“Give generously to [the poor] and do so without a grudging heart, then because of this the Lord your God will bless you in all your work and in everything you put your hand to. There will always be poor people in the land. Therefore I command you to be openhanded toward your fellow Israelites who are poor and needy in your land.” – Deuteronomy 15:10–11
These two scriptures seem to be in complete contrast to each other. Most Christians are very generous to the poor, but many can quite be condescending as well. A new report by the Washington Post and Kaiser Family Foundation takes a look at how Christians view the poor. The report documents that Christians are twice as likely as atheists to believe poverty is based on personal failing. More than half of white evangelical protestants in the study blamed an individual for not putting in enough effort to rise above poverty.
A Moral Issue?
Researchers suggest that the Bible addresses poverty as a moral issue, which is why so many people struggle with the causes behind poverty. There are a lot of verses that do tell people to work hard for blessings. Another scripture in 1 Thessalonians says, “And to aspire to live quietly, and to mind your own affairs, and to work with your hands, as we instructed you, so that you may walk properly before outsiders and be dependent on no one.” Proverbs 28:19 says, “Whoever works his land will have plenty of bread, but he who follows worthless pursuits will have plenty of poverty.”
The argument could be made that people are expected to work. One of the biggest issues over healthcare seems to be whether Medicaid recipients should be required to work. Many of the government programs for the neediest in the United States have restrictions based on whether the recipient is working or looking for work. Certainly, there are people who need that motivation, but many times, being poor is not within someone’s control.
The UC Davis Center for Poverty Research reports that many people transition in and out of poverty after major life events. A divorce, an illness or unemployment can drop a person into the poverty bracket through no fault of their own, just that their expenses were suddenly out of balance with their income. Once a car or home is lost, getting back to a position of financial strength can be quite difficult.
Compassion Toward the Poor
In Luke 6:20–21, Jesus said while looking at his disciples, “Blessed are you who are poor, for yours is the kingdom of God. Blessed are you who hunger now, for you will be satisfied. Blessed are you who weep now, for you will laugh.”
In Luke 14:14, Jesus then said to his host, “When you give a banquet, invite the poor, the crippled, the lame, the blind, and you will be blessed. Although they cannot repay you, you will be repaid at the resurrection of the righteous.”

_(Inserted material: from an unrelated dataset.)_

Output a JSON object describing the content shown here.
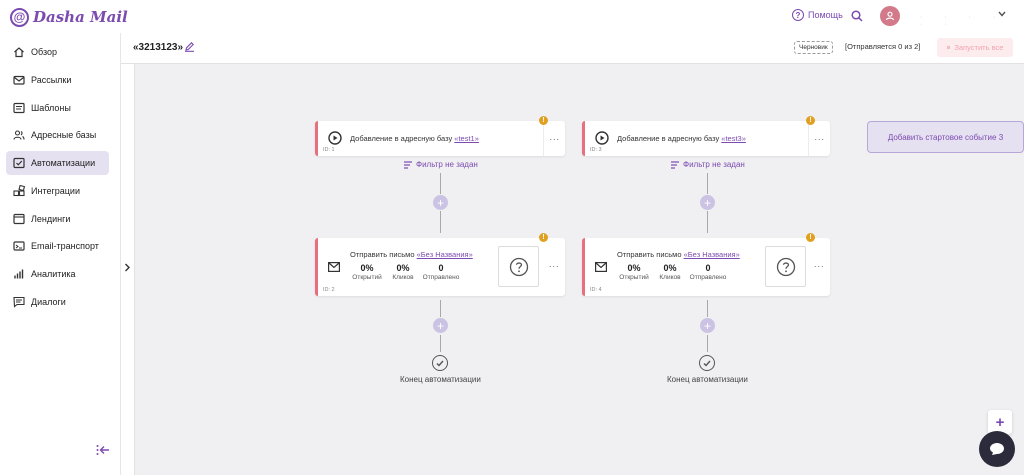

According to Deuteronomy 15:7–8, “If anyone is poor among your fellow Israelites in any of the towns of the land the Lord your God is giving you, do not be hardhearted or tightfisted toward them. Rather, be openhanded and freely lend them whatever they need.”
There is a worldview within Christianity that poverty is due to sin. However, is it due to the sin of the person or the sin of a fallen world? It might be time to examine your own views about poverty against the statistics and research. Empathy is needed to understand the poor and how hard it is to get out of debt and a bad situation.This entry was posted in Christianity, Religion, Social Equality and tagged Bookmark the permalink.